Microsoft, which holds only a 2% market share for its Windows Phone platform–far behind the leading smartphone operating systems, Android and Apple’s iOS–is being very accommodating to mobile operators with Windows Phone. It needs the telcos to buy smartphones running the platform, so at least in this latest version of Windows Phone, it will not support embedded secure elements, according to Skovron.
That means Samsung, which is believed to be embedding secure chips in all or most of its Android NFC phones–in addition to supporting the single-wire protocol and SIM cards–will not be offering an embedded chip in its Windows Phone 8-based Ativ S.
The effort to curry favor with operators by Microsoft fits well with the strategy of Nokia and HTC, which are seeing their market shares fall sharply in the face of competition with Samsung and Apple. Their share prices have also been plummeting. For example, the value of HTC’s shares have fallen by nearly 50% since February.
It’s too early to say whether the high-end Windows Phone 8 devices from Nokia, Samsung and HTC will support the single-wire protocol and NFC SIM cards that can store payment and other secure applications. But that is likely, especially for handsets purchased by major telcos that are rolling out SIM-based NFC. The first telco to commit to introducing NFC applications on Windows Phone 8 devices with the Microsoft-developed wallet is France Telecom-Orange.

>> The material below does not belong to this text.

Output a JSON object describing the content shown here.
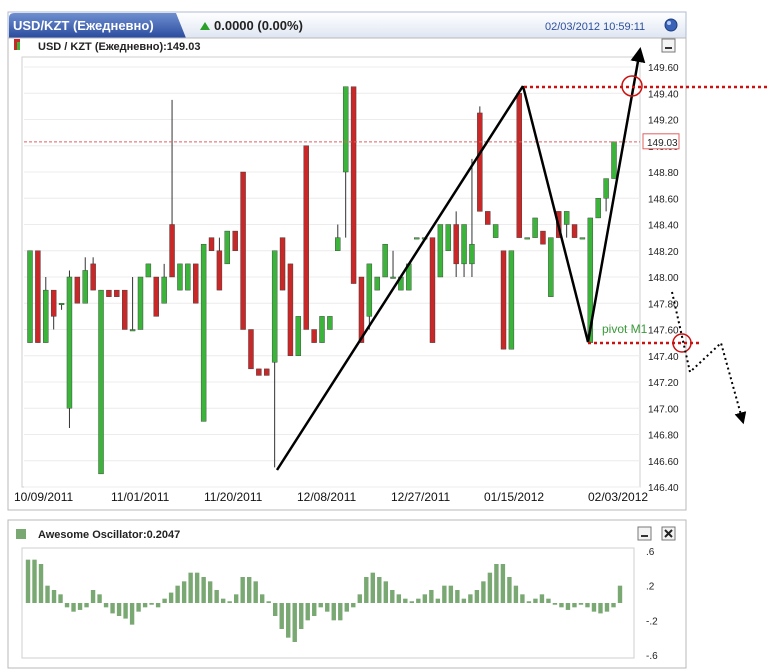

More High-End Android NFC Devices
Meanwhile, handset makers have unveiled more NFC-enabled devices in recent weeks, including LG Electronics, which unveiled its powerful NFC-enabled Optimus G, running Android 4.0. LG boasts that the flagship device is the first global 4G LTE smartphone to pack a quad-core processor, Qualcomm’s Snapdragon S4 Pro.
Samsung in late August also announced a follow-up to its popular Android-based hybrid smartphone and tablet Galaxy Note. The Galaxy Note II supports NFC. LG’s competing hybrid, the Android-based Optimus Vu, known as the Intuition on U.S. carrier Verizon Wireless’ network, also supports NFC. It’s one of several NFC devices in the Optimus family that LG has launched, and a vice president in LG Electronics’ mobile division told NFC Times in May that all of the company’s smartphones and perhaps other mobile devices, would support NFC.
In addition, Motorola Mobility, now a unit of Google, has announced at least four Android NFC-enabled phones, including additions to its Droid Razr line, would have NFC.
HTC had released three high-end NFC phones earlier this year, the Droid Incredible 4G LTE, the Evo 4G LTE and the One X, all Android based. An HTC spokesman had previously indicated to NFC Times that NFC technology formed a significant part of their portfolio going forward.
But without an NFC-enabled iPhone, analysts generally estimate NFC phone shipments to come in shy of 100 million units for 2012. That's up from about 40 million in 2011.
Christopher Morris contributed to this report.